───── RECORDS SUPPLIED

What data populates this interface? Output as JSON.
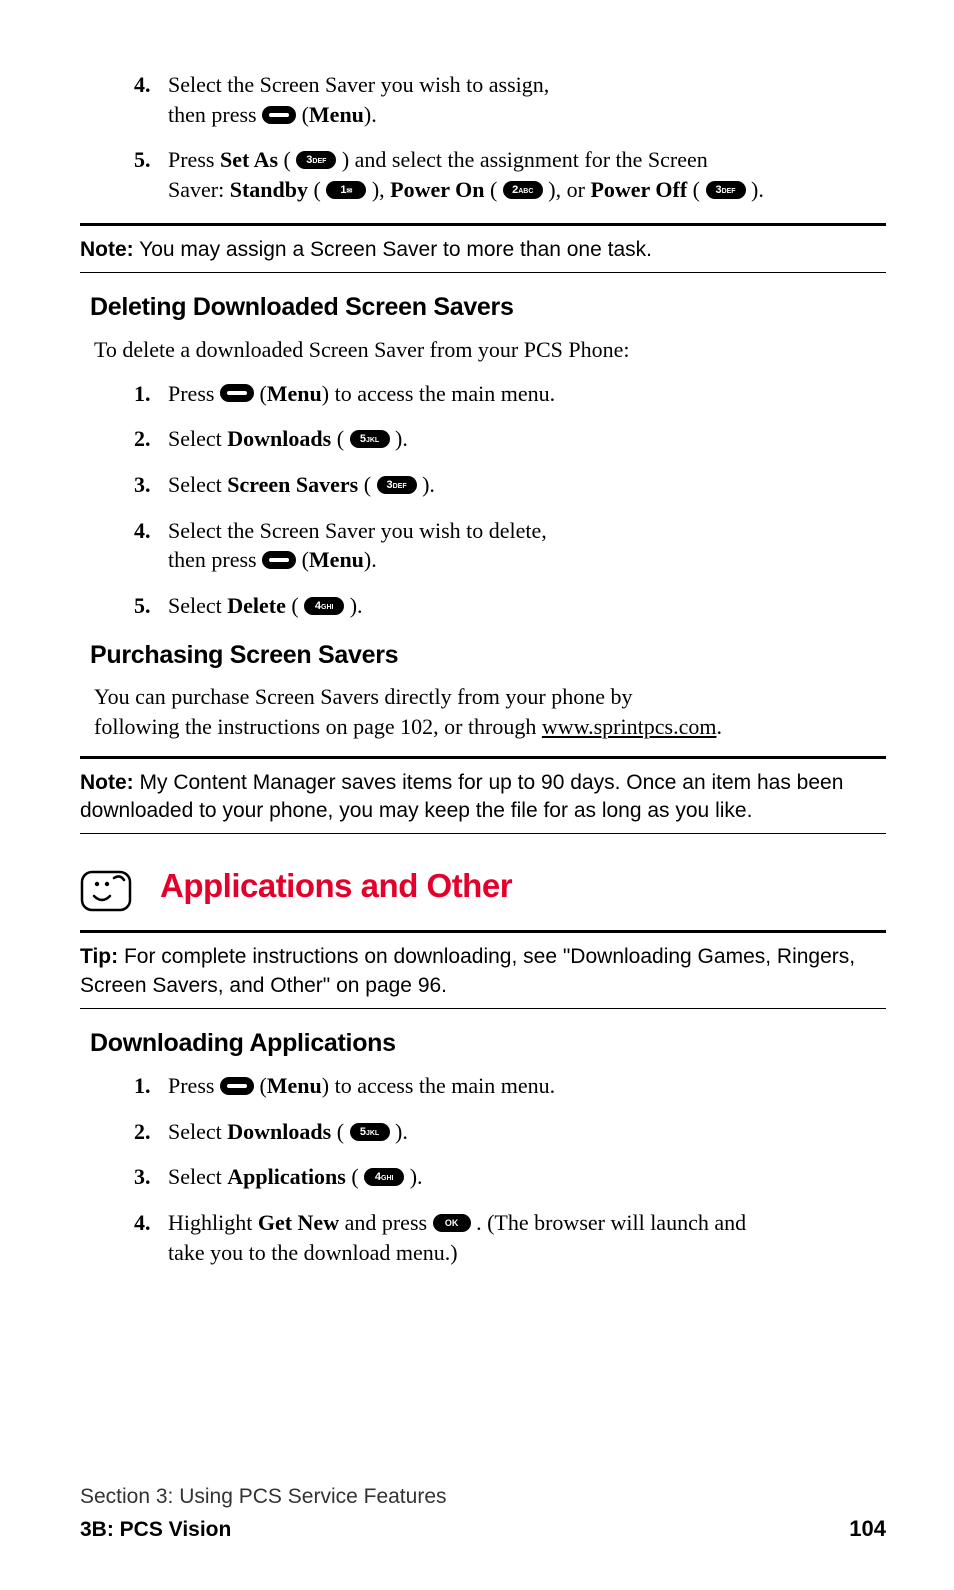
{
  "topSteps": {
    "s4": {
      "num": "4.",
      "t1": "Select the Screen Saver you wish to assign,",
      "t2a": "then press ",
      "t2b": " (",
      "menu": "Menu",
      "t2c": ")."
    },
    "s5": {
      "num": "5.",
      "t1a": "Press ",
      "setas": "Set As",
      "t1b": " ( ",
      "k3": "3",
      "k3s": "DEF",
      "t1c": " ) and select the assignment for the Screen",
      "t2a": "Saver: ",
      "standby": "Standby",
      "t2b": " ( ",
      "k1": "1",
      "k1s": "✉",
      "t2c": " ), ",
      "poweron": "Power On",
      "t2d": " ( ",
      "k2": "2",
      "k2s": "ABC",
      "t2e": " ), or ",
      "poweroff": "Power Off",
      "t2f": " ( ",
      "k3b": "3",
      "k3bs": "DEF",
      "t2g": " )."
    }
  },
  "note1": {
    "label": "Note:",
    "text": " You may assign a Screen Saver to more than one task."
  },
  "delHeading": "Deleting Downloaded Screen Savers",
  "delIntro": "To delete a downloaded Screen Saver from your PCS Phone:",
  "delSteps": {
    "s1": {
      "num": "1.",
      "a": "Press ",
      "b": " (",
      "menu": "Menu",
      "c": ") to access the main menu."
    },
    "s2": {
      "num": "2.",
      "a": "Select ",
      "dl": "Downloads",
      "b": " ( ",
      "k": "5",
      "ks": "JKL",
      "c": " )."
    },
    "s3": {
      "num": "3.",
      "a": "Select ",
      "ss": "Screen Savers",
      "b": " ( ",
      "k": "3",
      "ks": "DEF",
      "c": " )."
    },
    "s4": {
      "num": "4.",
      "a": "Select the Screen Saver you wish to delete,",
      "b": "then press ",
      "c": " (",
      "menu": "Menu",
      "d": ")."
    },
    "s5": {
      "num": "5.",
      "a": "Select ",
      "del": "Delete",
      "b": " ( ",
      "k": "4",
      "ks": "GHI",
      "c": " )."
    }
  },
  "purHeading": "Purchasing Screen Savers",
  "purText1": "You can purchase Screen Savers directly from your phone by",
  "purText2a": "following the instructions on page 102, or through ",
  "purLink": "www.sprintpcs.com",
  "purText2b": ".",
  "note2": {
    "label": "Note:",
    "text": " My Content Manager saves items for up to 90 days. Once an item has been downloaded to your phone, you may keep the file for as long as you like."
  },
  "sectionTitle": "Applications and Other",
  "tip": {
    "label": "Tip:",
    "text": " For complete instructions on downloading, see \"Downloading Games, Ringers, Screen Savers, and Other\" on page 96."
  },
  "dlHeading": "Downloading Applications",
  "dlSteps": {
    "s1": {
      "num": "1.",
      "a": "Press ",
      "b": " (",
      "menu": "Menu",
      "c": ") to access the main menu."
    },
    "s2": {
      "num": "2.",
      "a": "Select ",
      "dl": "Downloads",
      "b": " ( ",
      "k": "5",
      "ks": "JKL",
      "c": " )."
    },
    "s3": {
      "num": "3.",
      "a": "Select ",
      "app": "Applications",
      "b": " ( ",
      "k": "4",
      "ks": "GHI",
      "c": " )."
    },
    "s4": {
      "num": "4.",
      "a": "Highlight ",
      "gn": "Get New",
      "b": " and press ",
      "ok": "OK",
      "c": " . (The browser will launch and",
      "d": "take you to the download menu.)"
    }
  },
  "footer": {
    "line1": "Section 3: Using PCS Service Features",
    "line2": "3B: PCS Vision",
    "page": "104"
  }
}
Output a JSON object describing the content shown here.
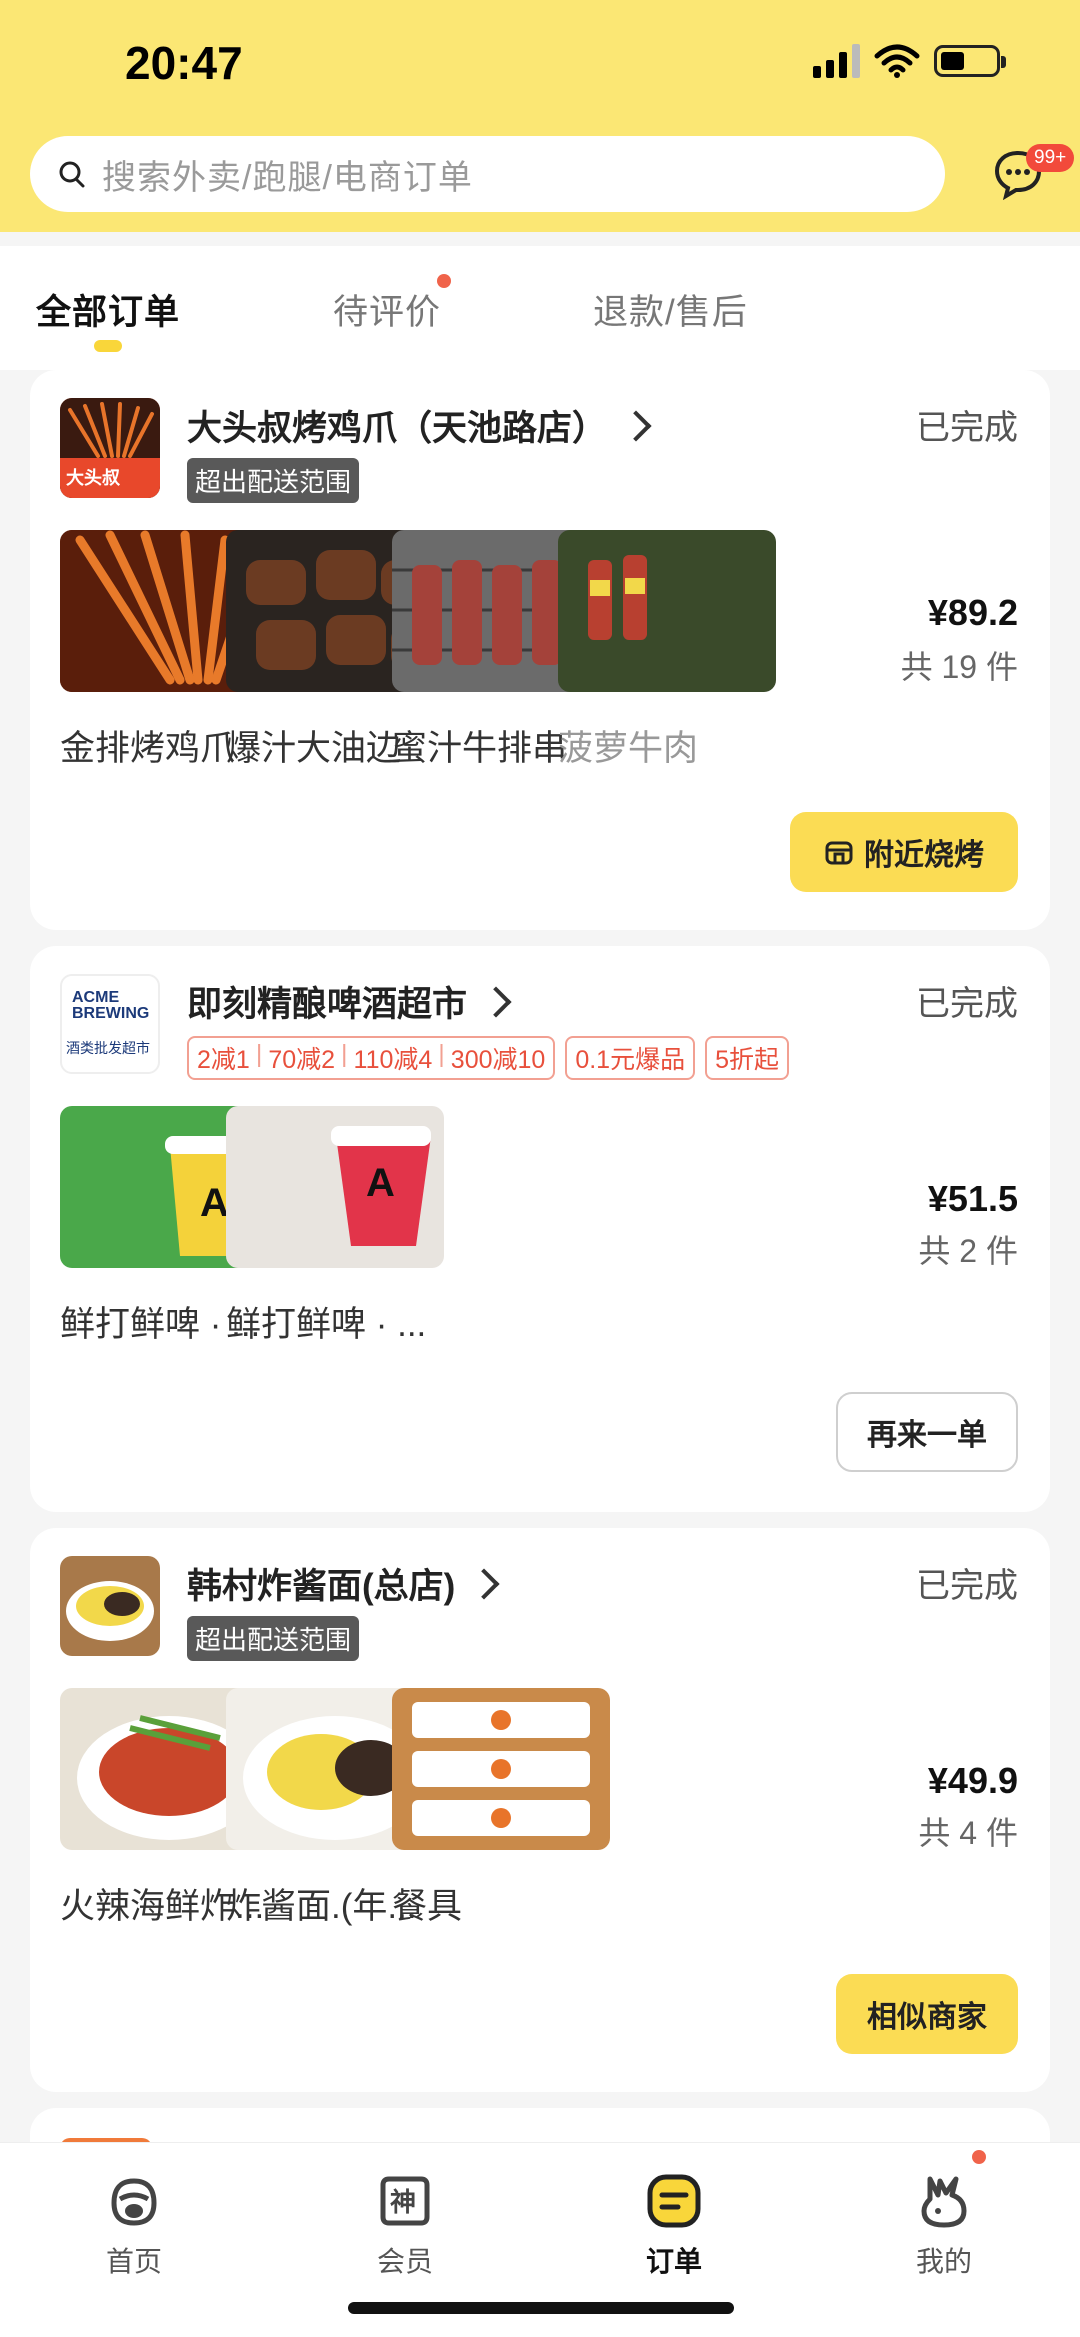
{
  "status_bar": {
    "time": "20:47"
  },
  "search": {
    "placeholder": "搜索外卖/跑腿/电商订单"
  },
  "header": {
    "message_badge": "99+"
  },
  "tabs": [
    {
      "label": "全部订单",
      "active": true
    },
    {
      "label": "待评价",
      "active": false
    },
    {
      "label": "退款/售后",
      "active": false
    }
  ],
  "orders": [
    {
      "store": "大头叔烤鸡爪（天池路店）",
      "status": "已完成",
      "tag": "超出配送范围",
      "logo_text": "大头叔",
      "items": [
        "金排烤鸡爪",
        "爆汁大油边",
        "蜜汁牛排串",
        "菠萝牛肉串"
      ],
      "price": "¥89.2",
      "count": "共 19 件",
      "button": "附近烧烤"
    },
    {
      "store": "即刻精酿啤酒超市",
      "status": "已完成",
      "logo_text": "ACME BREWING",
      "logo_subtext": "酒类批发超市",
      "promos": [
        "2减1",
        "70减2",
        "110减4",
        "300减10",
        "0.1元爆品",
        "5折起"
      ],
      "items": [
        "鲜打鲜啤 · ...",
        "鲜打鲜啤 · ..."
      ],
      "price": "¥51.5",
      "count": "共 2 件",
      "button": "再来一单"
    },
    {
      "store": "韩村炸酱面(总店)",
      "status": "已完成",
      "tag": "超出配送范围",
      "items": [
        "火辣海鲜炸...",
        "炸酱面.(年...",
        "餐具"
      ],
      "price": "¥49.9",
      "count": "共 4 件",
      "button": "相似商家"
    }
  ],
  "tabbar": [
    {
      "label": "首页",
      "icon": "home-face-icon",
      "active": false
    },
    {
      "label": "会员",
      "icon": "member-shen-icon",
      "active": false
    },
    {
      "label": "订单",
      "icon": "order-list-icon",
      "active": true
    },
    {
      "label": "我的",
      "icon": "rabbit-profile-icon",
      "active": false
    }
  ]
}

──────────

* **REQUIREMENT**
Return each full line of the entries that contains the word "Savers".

* **ANSWER SPACE**
  "delHeading": "Deleting Downloaded Screen Savers",
      "ss": "Screen Savers",
  "purHeading": "Purchasing Screen Savers",
  "purText1": "You can purchase Screen Savers directly from your phone by",
    "text": " For complete instructions on downloading, see \"Downloading Games, Ringers, Screen Savers, and Other\" on page 96."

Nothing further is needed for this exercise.